Application of tree-ring data from the Bear River Range, Northern Utah to reconstruct drought variability

Eccles Conference Center

Population centers in semi-arid northern Utah are sensitive to drought as a result of their dependence on winter precipitation for water supply. Unfortunately, relationships between precipitation and Pacific Ocean conditions such as the Pacific Decadal Oscillation and EI Nino Southern Oscillation are complex in this region and long-range forecasts are further hindered by the short length of the instrumental record relative to decadal-scale climate cycles. Tree-ring data collected from moisture sensitive sites can be used to extend precipitation and stream discharge records (Carson and Munroe, 2005; Knight et aI., 2010). However, there are no published tree-ring data from the Bear River Range of northern Utah. The goals of this research are to 1) create an up to date tree-ring master chronology using Douglas-fir from moisture sensitive sites, 2) assess the precipitation sensitivity of the chronology by comparing it to climate data, and 3) reconstruct natural flows of the Logan River. High elevation Douglas-fir were sampled from rocky, south and west facing slopes on Mt. Naomi in the Bear River Range, Utah. Tree-ring widths were measured and standardized. These standardized values were compared to, and used to update, an existing tree-ring chronology created by Woodhouse (1989). Preliminary crossdating results indicated a good correlation between the newly collected tree-ring data and the Woodhouse chronology. The combined chronologies contain sufficient sample depth to extend back 650 years before present.

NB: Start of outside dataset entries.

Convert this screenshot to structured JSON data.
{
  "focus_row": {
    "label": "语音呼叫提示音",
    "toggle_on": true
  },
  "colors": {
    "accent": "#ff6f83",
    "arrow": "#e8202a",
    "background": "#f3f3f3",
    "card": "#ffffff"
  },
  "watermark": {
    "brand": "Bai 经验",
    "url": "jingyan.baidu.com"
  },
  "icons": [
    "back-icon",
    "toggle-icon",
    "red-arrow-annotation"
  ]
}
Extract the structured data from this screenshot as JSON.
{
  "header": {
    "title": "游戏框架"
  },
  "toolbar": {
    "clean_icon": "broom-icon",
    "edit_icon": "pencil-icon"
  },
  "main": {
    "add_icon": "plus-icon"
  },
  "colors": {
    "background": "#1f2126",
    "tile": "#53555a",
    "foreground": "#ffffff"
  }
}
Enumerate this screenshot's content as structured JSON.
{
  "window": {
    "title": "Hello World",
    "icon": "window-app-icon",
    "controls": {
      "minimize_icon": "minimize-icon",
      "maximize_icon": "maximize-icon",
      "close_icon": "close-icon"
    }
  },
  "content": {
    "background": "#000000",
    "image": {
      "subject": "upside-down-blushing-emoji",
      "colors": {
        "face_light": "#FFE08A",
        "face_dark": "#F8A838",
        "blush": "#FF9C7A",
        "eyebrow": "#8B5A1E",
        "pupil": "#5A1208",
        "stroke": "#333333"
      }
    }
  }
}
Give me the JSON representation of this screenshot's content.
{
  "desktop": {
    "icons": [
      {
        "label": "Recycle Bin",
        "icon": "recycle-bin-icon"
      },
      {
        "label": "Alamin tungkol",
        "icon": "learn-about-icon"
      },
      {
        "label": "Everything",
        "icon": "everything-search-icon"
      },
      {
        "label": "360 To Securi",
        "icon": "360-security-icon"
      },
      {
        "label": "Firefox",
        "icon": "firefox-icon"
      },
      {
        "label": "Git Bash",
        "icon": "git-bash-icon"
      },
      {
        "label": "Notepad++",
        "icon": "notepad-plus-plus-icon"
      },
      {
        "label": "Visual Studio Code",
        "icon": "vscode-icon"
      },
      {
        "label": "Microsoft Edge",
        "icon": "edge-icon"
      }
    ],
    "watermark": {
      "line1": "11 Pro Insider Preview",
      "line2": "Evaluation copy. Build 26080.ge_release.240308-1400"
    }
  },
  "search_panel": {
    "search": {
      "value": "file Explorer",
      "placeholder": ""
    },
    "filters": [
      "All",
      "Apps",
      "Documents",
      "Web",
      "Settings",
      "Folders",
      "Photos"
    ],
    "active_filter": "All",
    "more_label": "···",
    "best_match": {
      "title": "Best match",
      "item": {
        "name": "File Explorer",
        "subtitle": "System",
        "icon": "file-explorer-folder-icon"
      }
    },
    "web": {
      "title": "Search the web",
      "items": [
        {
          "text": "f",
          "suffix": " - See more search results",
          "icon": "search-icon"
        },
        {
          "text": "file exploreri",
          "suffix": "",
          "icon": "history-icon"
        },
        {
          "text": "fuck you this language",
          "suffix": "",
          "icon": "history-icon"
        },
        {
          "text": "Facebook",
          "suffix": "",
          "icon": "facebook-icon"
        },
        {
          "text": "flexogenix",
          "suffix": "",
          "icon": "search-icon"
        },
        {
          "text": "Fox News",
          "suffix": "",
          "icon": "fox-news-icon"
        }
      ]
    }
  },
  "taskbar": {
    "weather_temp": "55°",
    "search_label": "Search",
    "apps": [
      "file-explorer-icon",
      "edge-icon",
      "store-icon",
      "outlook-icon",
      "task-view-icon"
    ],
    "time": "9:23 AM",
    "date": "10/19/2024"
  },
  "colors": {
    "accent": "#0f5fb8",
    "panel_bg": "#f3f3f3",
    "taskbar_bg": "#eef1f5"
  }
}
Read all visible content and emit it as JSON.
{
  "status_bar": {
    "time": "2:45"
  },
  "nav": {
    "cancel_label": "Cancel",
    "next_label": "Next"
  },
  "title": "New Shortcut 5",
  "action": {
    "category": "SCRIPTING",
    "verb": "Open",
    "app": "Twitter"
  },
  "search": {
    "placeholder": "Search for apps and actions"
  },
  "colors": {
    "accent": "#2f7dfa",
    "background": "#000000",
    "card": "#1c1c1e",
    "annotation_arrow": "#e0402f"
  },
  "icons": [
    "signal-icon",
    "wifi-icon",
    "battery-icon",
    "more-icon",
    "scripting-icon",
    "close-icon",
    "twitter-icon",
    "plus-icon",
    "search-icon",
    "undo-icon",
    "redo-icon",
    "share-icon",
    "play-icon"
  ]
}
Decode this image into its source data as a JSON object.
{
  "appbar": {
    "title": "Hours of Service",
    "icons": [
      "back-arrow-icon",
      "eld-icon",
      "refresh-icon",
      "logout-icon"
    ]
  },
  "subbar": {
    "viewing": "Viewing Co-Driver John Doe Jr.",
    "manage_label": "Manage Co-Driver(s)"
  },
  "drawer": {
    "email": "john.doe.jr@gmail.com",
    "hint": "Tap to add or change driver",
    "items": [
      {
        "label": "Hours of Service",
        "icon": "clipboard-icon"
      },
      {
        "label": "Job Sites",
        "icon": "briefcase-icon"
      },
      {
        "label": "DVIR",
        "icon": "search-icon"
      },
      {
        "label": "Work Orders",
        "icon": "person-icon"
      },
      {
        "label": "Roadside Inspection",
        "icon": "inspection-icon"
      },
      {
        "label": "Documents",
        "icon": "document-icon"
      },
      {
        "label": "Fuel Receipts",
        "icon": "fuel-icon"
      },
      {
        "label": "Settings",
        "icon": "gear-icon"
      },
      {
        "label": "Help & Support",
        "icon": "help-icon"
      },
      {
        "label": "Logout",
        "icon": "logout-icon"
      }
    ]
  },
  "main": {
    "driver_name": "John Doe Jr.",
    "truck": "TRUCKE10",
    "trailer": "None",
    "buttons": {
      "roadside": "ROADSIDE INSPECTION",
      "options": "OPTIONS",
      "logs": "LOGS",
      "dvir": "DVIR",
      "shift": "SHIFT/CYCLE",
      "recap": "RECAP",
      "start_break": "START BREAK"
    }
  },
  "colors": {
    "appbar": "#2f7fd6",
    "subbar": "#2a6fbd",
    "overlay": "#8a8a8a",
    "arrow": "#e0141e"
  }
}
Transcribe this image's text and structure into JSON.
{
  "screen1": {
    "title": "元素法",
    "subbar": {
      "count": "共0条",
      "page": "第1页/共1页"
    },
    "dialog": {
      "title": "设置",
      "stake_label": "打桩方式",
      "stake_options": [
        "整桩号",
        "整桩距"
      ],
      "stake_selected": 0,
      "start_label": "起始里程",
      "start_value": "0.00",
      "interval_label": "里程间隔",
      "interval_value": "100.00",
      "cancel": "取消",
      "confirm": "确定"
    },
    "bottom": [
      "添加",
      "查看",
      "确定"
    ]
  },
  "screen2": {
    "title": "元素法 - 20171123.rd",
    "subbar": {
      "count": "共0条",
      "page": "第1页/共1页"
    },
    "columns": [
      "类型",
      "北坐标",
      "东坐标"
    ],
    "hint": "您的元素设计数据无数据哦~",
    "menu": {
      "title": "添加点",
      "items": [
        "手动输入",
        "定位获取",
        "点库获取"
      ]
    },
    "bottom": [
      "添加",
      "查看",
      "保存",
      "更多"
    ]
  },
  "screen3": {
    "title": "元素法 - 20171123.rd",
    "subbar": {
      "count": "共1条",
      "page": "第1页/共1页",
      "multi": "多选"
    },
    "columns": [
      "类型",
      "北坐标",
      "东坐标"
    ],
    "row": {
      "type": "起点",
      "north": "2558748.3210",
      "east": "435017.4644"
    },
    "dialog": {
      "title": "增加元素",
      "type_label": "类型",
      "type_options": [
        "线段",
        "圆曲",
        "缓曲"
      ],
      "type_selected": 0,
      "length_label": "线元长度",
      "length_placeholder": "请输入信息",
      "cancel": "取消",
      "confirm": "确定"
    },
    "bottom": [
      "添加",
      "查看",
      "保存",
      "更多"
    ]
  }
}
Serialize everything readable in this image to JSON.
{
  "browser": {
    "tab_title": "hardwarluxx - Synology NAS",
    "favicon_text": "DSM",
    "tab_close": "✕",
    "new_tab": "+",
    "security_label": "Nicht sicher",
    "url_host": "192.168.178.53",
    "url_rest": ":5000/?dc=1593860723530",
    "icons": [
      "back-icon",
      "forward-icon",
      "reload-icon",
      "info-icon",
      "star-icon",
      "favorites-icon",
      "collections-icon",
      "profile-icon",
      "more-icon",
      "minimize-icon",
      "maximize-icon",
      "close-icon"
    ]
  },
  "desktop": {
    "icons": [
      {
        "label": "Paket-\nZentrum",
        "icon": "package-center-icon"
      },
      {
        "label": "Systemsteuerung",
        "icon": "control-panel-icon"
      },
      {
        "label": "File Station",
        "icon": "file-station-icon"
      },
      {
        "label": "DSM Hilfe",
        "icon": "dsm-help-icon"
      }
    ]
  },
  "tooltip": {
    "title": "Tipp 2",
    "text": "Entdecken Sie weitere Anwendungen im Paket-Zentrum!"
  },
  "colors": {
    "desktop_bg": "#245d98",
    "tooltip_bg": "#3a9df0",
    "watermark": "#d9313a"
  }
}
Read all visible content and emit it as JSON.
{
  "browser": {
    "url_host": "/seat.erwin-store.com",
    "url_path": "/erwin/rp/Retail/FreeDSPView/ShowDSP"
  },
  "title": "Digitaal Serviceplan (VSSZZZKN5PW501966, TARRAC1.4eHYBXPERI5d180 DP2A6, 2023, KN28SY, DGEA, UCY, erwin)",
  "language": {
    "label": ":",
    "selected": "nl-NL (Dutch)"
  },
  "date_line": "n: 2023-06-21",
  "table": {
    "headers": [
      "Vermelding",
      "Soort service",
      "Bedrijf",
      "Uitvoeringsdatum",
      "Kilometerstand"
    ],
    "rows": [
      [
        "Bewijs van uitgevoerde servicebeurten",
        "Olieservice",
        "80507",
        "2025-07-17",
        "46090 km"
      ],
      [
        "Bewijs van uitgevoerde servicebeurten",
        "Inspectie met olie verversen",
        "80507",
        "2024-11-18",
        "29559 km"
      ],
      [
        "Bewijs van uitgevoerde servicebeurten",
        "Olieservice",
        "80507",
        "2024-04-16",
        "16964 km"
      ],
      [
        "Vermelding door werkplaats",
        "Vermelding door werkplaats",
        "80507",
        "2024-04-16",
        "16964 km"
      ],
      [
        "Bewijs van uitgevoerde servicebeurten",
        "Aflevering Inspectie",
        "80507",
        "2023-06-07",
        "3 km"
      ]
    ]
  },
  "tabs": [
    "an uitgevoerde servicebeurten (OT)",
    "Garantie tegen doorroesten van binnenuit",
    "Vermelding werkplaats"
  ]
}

Preliminary results relating these tree-ring data to precipitation and stream discharge are presented.

https://digitalcommons.usu.edu/runoff/2011/Posters/15